Sandy voters sent Tom Dolan back to City Hall for his fourth term as mayor Tuesday with his smallest margin of victory in 12 years.
Dolan, who said he was responsible for keeping taxes down while expanding city services, beat Gary T. Forbush, a technology consultant and relative newcomer to politics. Dolan won with 53 percent of the vote to Forbush's 47 percent. The two traded leads as the Salt Lake County clerk's office counted votes and at the end of the night, Dolan said he clinched the race after several east-Sandy precincts went in his favor.
Voters also elected Scott Cowdell to District One's City Council seat and Chris McCandless to District Four's seat. Both candidates were unopposed and are to serve four-year terms. Voters in District Three re-elected incumbent Bryant Anderson as their city councilman over challenger Brigitte Dawson, and they sent Steve Smith, an accountant, to the at-large seat, defeating Max Burdick, a real estate broker and planning commission member.
Dolan spent the campaign telling voters that there was more to the Sandy mayor's race than a zoning change for a gravel pit, which voters approved and will soon be home to a Boyer Co. development. Dolan said that he had maintained a high level of city services, which gave residents a good quality of life, while keeping taxes low. He cited improvements to the police department, sanitation, city infrastructure, and the fire department, which now has a liaison with several other city departments to pool resources and save money on training and equipment. His next term — and last before he retires, he has said — will continue focus on maintaining the city's services.
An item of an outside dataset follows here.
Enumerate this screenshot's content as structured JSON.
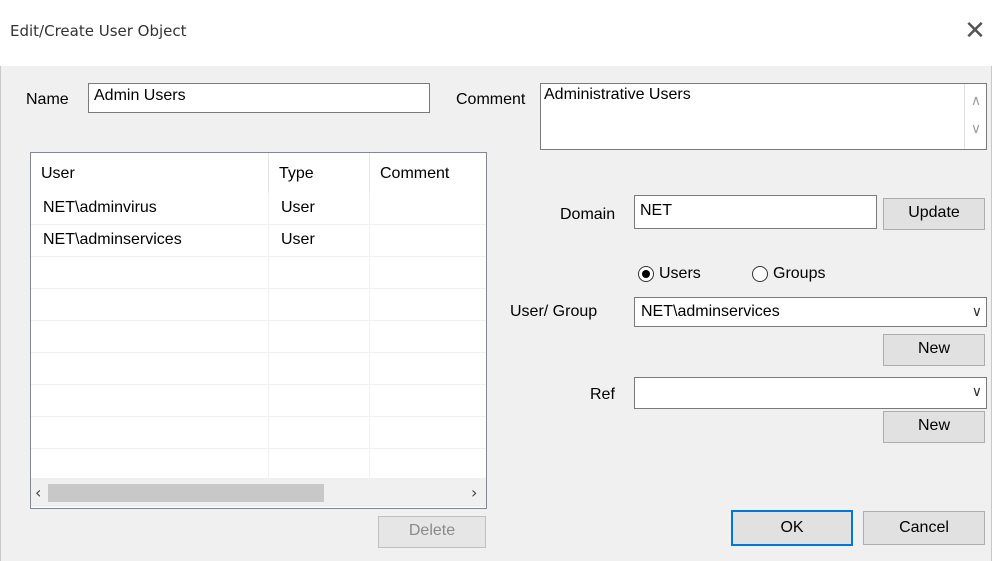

"We've got a lot of roads to build, and we've got to continue our public safety efforts, and continue to buy open space and complete our trails systems, and all those kinds of efforts that we've been working at over the last 10 to 12 years," Dolan said.
Forbush has said that he filed to run for mayor after thinking that the city's administration did not listen to residents during public hearings about the gravel pit. Forbush, who was a plaintiff in the legal battles that led to the voter referendum on the gravel pit, tried to convince voters that he was more than a one-issue candidate.
"Being a political novice, I guess I'm not experienced in the whole process," Forbush said. "I had a bit of a learning curve that Mayor Dolan obviously already knew."
The numbers for the mayor's race were nearly identical to the results for the referendum on the gravel pit. Dolan, who supported the gravel pit development (a "for" vote on the referendum), got 10,478 votes; the "for" gravel pit side got 10,421 votes. Forbush had 9,296 votes, and the "against" side of the referendum had 9,203 votes.
"I kind of thought the whole time that as the gravel pit would go, so would I go," Forbush said.
Dolan had raised nearly $79,000 as of one week before the election, and Forbush had raised one-eighth that amount — roughly $10,000 — in the same period. Dolan's donations came from a broad range of developers, real estate professionals, corporations and individuals, including $10,000 each from Jordan Commons owner Larry Miller and Raddon Union Heights, a development company owned by one of Dolan's friends. In the end, the incumbent's extensive political network likely helped him retain his job.
Dolan will contend with the gravel pit development and continued pressure to develop and in-fill parts of Sandy, which is largely built out with approximately 90,000 residents. Sandy officials will also be keeping an eye on the Legislature this January as state lawmakers revamp laws about sales tax distribution and redevelopment agencies, both of which have been steady streams of money for the south-valley suburb.